▼

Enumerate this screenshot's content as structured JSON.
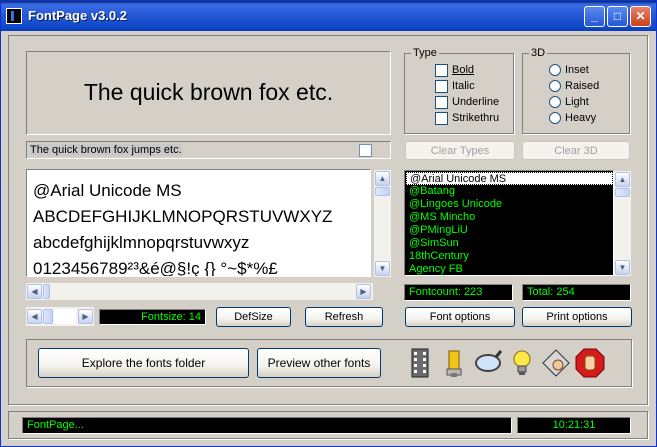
{
  "window": {
    "title": "FontPage v3.0.2",
    "controls": {
      "minimize": "_",
      "maximize": "□",
      "close": "✕"
    }
  },
  "preview": {
    "big_text": "The quick brown fox etc.",
    "small_text": "The quick brown fox jumps etc.",
    "sample_lines": [
      "@Arial Unicode MS",
      "ABCDEFGHIJKLMNOPQRSTUVWXYZ",
      "abcdefghijklmnopqrstuvwxyz",
      "0123456789²³&é@§!ç {}  °~$*%£"
    ]
  },
  "type_group": {
    "title": "Type",
    "options": [
      "Bold",
      "Italic",
      "Underline",
      "Strikethru"
    ]
  },
  "d3_group": {
    "title": "3D",
    "options": [
      "Inset",
      "Raised",
      "Light",
      "Heavy"
    ]
  },
  "buttons": {
    "clear_types": "Clear Types",
    "clear_3d": "Clear 3D",
    "defsize": "DefSize",
    "refresh": "Refresh",
    "font_options": "Font options",
    "print_options": "Print options",
    "explore": "Explore the fonts folder",
    "preview_other": "Preview other fonts"
  },
  "fontsize_label": "Fontsize: 14",
  "font_list": [
    "@Arial Unicode MS",
    "@Batang",
    "@Lingoes Unicode",
    "@MS Mincho",
    "@PMingLiU",
    "@SimSun",
    "18thCentury",
    "Agency FB"
  ],
  "fontcount": "Fontcount: 223",
  "total": "Total: 254",
  "status": {
    "text": "FontPage...",
    "time": "10:21:31"
  },
  "tools": [
    "film-icon",
    "usb-stick-icon",
    "magnifier-icon",
    "lightbulb-icon",
    "diamond-hand-icon",
    "stop-hand-icon"
  ],
  "colors": {
    "lcd_bg": "#000000",
    "lcd_fg": "#00ff00",
    "title_bar": "#0d47c9",
    "window_bg": "#d4d0c8"
  }
}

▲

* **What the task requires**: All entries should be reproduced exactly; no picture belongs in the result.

* **Task solution**:
Enumerate this screenshot's content as structured JSON.
{
  "window": {
    "title": "FontPage v3.0.2",
    "controls": {
      "minimize": "_",
      "maximize": "□",
      "close": "✕"
    }
  },
  "preview": {
    "big_text": "The quick brown fox etc.",
    "small_text": "The quick brown fox jumps etc.",
    "sample_lines": [
      "@Arial Unicode MS",
      "ABCDEFGHIJKLMNOPQRSTUVWXYZ",
      "abcdefghijklmnopqrstuvwxyz",
      "0123456789²³&é@§!ç {}  °~$*%£"
    ]
  },
  "type_group": {
    "title": "Type",
    "options": [
      "Bold",
      "Italic",
      "Underline",
      "Strikethru"
    ]
  },
  "d3_group": {
    "title": "3D",
    "options": [
      "Inset",
      "Raised",
      "Light",
      "Heavy"
    ]
  },
  "buttons": {
    "clear_types": "Clear Types",
    "clear_3d": "Clear 3D",
    "defsize": "DefSize",
    "refresh": "Refresh",
    "font_options": "Font options",
    "print_options": "Print options",
    "explore": "Explore the fonts folder",
    "preview_other": "Preview other fonts"
  },
  "fontsize_label": "Fontsize: 14",
  "font_list": [
    "@Arial Unicode MS",
    "@Batang",
    "@Lingoes Unicode",
    "@MS Mincho",
    "@PMingLiU",
    "@SimSun",
    "18thCentury",
    "Agency FB"
  ],
  "fontcount": "Fontcount: 223",
  "total": "Total: 254",
  "status": {
    "text": "FontPage...",
    "time": "10:21:31"
  },
  "tools": [
    "film-icon",
    "usb-stick-icon",
    "magnifier-icon",
    "lightbulb-icon",
    "diamond-hand-icon",
    "stop-hand-icon"
  ],
  "colors": {
    "lcd_bg": "#000000",
    "lcd_fg": "#00ff00",
    "title_bar": "#0d47c9",
    "window_bg": "#d4d0c8"
  }
}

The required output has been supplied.